Review: Nacho Libre

Nacho Libre is a 2006 comedy sports film, loosely based on the story of Sergio Gutiérrez Benítez, a monk who fought as a luchador to support his orphanage. Starring Jack Black as the titular character, this film tells the tale of Ignacio "Nacho", a cook at a Mexican Catholic orphanage who teams up with a thief named Steven to fight in the arena as a masked luchador, in order to secure funds to buy food for his orphanage.

Alright, I'll be honest. This movie is... lowbrow, to say the least. But was really kills it is that it had a lot of potential to be great. This movie is from the director of Napoleon Dynamite, and stars comedic mainstay Jack Black. It even copies the food dish opening credits from that film. What could have been a cleverly made, laugh out loud comedy devolves into an aimless, run-of-the-mill underdog sports movie. And really, it barely is a sports movie, spending only a minimal amount of time in the luchador setting, focusing more on bizarre, unrelated incidents than on any central plot. A lot of the jokes involve crude humor or soulless slapstick, begging for laughs. Another annoying thing about this film is that some of the dialogue is in Spanish, which might throw some viewers off.

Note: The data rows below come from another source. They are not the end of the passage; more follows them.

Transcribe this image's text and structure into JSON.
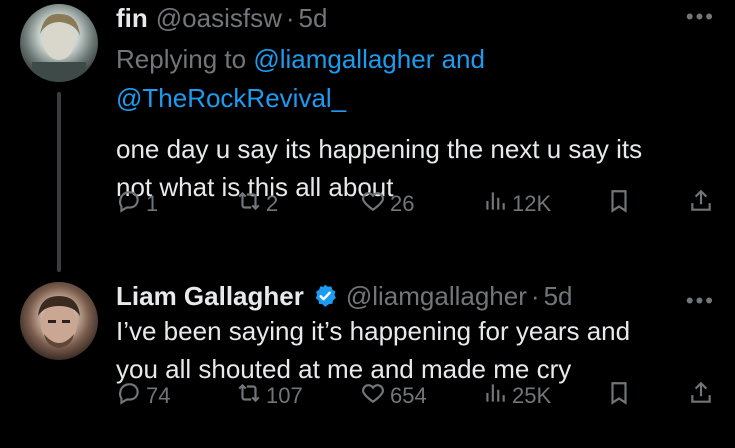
{
  "tweets": [
    {
      "name": "fin",
      "handle": "@oasisfsw",
      "time": "5d",
      "replying_prefix": "Replying to ",
      "replying_to_1": "@liamgallagher",
      "replying_and": " and",
      "replying_to_2": "@TheRockRevival_",
      "text_line1": "one day u say its happening the next u say its",
      "text_line2": "not what is this all about",
      "replies": "1",
      "reposts": "2",
      "likes": "26",
      "views": "12K"
    },
    {
      "name": "Liam Gallagher",
      "verified": true,
      "handle": "@liamgallagher",
      "time": "5d",
      "text_line1": "I’ve been saying it’s happening for years and",
      "text_line2": "you all shouted at me and made me cry",
      "replies": "74",
      "reposts": "107",
      "likes": "654",
      "views": "25K"
    }
  ],
  "ui": {
    "separator": "·",
    "more": "•••"
  },
  "colors": {
    "background": "#000000",
    "text": "#e7e9ea",
    "muted": "#71767b",
    "link": "#1d9bf0",
    "verified": "#1d9bf0"
  },
  "icons": [
    "reply-icon",
    "repost-icon",
    "like-icon",
    "views-icon",
    "bookmark-icon",
    "share-icon",
    "more-icon",
    "verified-badge-icon"
  ]
}
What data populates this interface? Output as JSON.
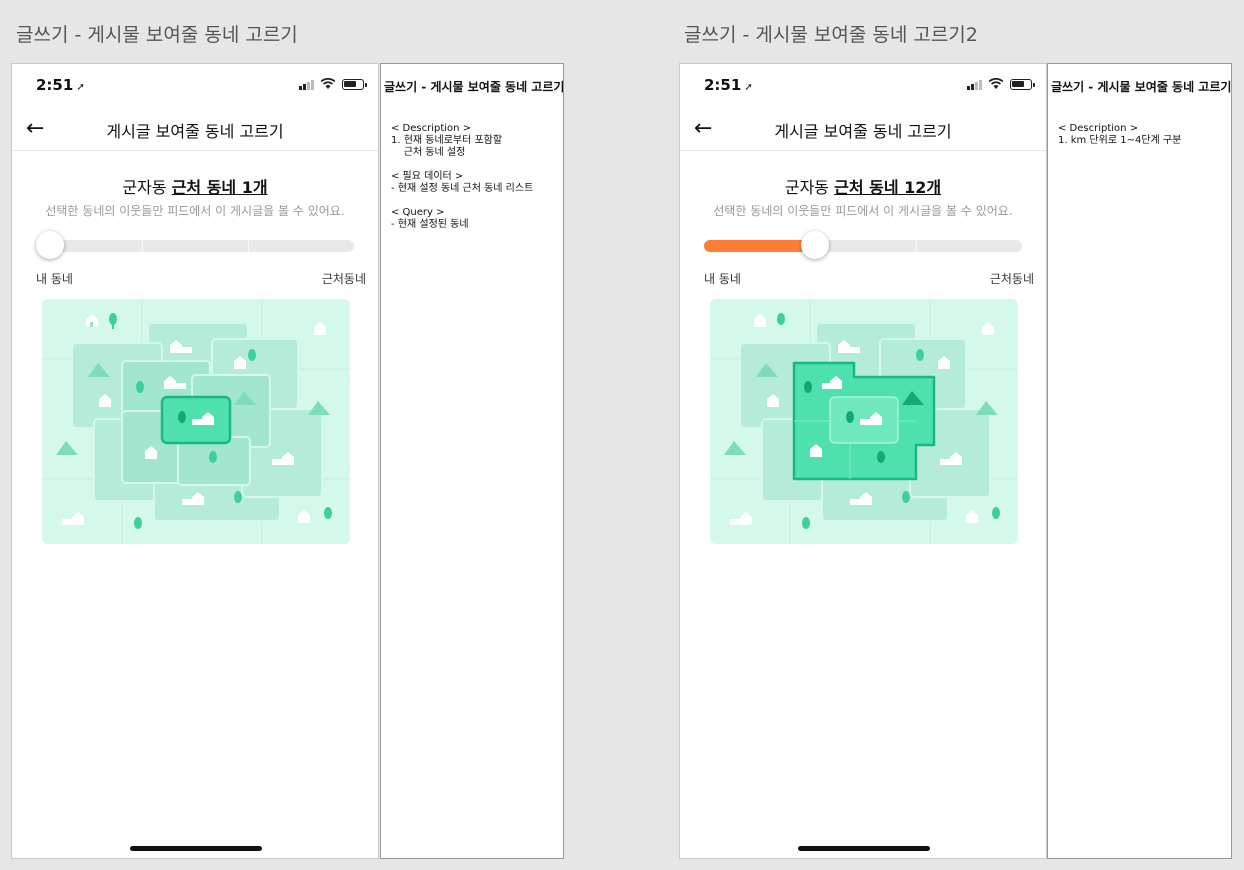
{
  "frames": [
    {
      "title": "글쓰기 - 게시물 보여줄 동네 고르기",
      "phone": {
        "time": "2:51",
        "nav_title": "게시글 보여줄 동네 고르기",
        "heading_prefix": "군자동",
        "heading_highlight": "근처 동네 1개",
        "subtitle": "선택한 동네의 이웃들만 피드에서 이 게시글을 볼 수 있어요.",
        "slider_fraction": 0,
        "label_left": "내 동네",
        "label_right": "근처동네"
      },
      "note": {
        "title": "글쓰기 - 게시물 보여줄 동네 고르기",
        "body": "< Description >\n1. 현재 동네로부터 포함할\n    근처 동네 설정\n\n< 필요 데이터 >\n- 현재 설정 동네 근처 동네 리스트\n\n< Query >\n- 현재 설정된 동네"
      }
    },
    {
      "title": "글쓰기 - 게시물 보여줄 동네 고르기2",
      "phone": {
        "time": "2:51",
        "nav_title": "게시글 보여줄 동네 고르기",
        "heading_prefix": "군자동",
        "heading_highlight": "근처 동네 12개",
        "subtitle": "선택한 동네의 이웃들만 피드에서 이 게시글을 볼 수 있어요.",
        "slider_fraction": 0.35,
        "label_left": "내 동네",
        "label_right": "근처동네"
      },
      "note": {
        "title": "글쓰기 - 게시물 보여줄 동네 고르기",
        "body": "< Description >\n1. km 단위로 1~4단계 구분"
      }
    }
  ],
  "colors": {
    "accent": "#ff7e36",
    "map_bg": "#d4f8ea",
    "map_tile": "#b5ecd9",
    "map_selected": "#4ee0ad",
    "map_border": "#19b882"
  },
  "icons": [
    "back-arrow-icon",
    "location-arrow-icon",
    "signal-icon",
    "wifi-icon",
    "battery-icon",
    "house-icon",
    "tree-icon",
    "mountain-icon"
  ]
}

However, I'll give the film credit for giving good chemistry between Nacho and the leading lady, Sister Encarnación (Ana de la Reguera). Their romance is chaste and clean, but also rather sweet. I also praise the film for offering a view of Christianity that isn't extremely warped and unflattering. Nacho, in that regard, is a credit to his order.

But in the end, Nacho Libre is still a lowbrow comedy film gone horribly wrong. It might be entertaining to younger audiences, but it is by no means even a fairly good film.

RATING: 6.5/10

Image courtesy of doblaje.wikia.com